Teaching robots how to move objects

#artificialintelligence

With the push of a button, months of hard work were about to be put to the test. Sixteen teams of engineers convened in a cavernous exhibit hall in Nagoya, Japan, for the 2017 Amazon Robotics Challenge. The robotic systems they built were tasked with removing items from bins and placing them into boxes. For graduate student Maria Bauza, who served as task-planning lead for the MIT-Princeton Team, the moment was particularly nerve-wracking. "It was super stressful when the competition started," recalls Bauza.


Aichi team develops self-driving robots to tackle labor shortage in farming

The Japan Times

Amid a severe shortage of manpower, a team comprised of researchers from private companies and a university in Aichi Prefecture is working on developing a self-driving robot that uses cutting-edge technology to support flower-growing farmers. In fiscal 2019 the group hopes to start marketing automated, handcart-type robots that follow pickers of roses and chrysanthemums, carry the cut flowers, and deliver them to collection points. In a laboratory at Toyohashi University of Technology in Toyohashi, a roughly 1-meter-high handcart-type robot -- equipped with three cameras and two infrared radar devices -- moves back and forth, changing direction smoothly. The robot, which recognizes its location through camera footage, can self-drive on the farm grounds or inside greenhouses, follow flower pickers while keeping a certain distance, collect picked flowers, and carry them to designated collection points. Following flower pickers and transporting cut flowers became possible through the use of autonomous driving technology that involves the 3D mapping of farm grounds.


Teaching Robots How to Move Objects

#artificialintelligence

MIT doctoral student Maria Bauza is exploring providing tactile feedback to robots. With the push of a button, months of hard work were about to be put to the test. Sixteen teams of engineers convened in a cavernous exhibit hall in Nagoya, Japan, for the 2017 Amazon Robotics Challenge. The robotic systems they built were tasked with removing items from bins and placing them into boxes. For MIT graduate student Maria Bauza, who served as task-planning lead for the MIT-Princeton Team, the moment was particularly nerve-wracking.


Teaching robots how to move objects

Robohub
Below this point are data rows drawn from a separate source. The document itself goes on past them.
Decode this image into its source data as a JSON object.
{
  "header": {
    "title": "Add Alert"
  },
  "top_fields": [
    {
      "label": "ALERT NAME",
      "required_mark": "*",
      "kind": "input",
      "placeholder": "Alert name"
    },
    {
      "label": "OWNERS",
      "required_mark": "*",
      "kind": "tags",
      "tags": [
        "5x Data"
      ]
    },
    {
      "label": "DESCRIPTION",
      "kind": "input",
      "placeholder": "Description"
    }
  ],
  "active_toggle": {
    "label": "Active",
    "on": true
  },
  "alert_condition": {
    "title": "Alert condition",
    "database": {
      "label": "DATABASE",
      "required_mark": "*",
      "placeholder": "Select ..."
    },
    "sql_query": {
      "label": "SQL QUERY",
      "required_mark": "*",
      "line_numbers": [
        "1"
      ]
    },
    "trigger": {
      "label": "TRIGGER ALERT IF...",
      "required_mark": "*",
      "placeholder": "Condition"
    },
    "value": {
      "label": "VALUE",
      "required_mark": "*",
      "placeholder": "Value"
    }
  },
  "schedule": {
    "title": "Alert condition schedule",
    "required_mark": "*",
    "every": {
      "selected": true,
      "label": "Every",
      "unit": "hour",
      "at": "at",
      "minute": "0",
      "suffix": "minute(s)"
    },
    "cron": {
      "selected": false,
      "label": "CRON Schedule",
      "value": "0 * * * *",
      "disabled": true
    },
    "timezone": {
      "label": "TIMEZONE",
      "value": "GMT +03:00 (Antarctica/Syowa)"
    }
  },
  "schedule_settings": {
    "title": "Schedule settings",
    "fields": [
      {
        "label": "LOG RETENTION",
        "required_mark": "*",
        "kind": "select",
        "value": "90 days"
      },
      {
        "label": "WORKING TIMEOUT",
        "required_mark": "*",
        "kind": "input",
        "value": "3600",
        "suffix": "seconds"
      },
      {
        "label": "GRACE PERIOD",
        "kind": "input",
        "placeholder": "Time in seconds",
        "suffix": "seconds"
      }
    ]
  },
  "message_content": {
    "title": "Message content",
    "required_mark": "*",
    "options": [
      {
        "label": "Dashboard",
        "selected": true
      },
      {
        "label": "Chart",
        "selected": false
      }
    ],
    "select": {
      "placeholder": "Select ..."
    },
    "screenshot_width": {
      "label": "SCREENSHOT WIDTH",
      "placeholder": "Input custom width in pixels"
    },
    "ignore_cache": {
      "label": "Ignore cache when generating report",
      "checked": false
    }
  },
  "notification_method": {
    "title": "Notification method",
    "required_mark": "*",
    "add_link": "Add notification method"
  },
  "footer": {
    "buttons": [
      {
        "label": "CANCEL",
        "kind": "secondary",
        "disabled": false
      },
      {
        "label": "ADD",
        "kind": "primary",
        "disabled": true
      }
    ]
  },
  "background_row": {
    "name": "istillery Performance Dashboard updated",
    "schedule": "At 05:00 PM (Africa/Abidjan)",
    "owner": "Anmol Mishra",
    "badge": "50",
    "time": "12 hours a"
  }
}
By Mary Beth O'Leary With the push of a button, months of hard work were about to be put to the test. Sixteen teams of engineers convened in a cavernous exhibit hall in Nagoya, Japan, for the 2017 Amazon Robotics Challenge. The robotic systems they built were tasked with removing items from bins and placing them into boxes. For graduate student Maria Bauza, who served as task-planning lead for the MIT-Princeton Team, the moment was particularly nerve-wracking. "It was super stressful when the competition started," recalls Bauza.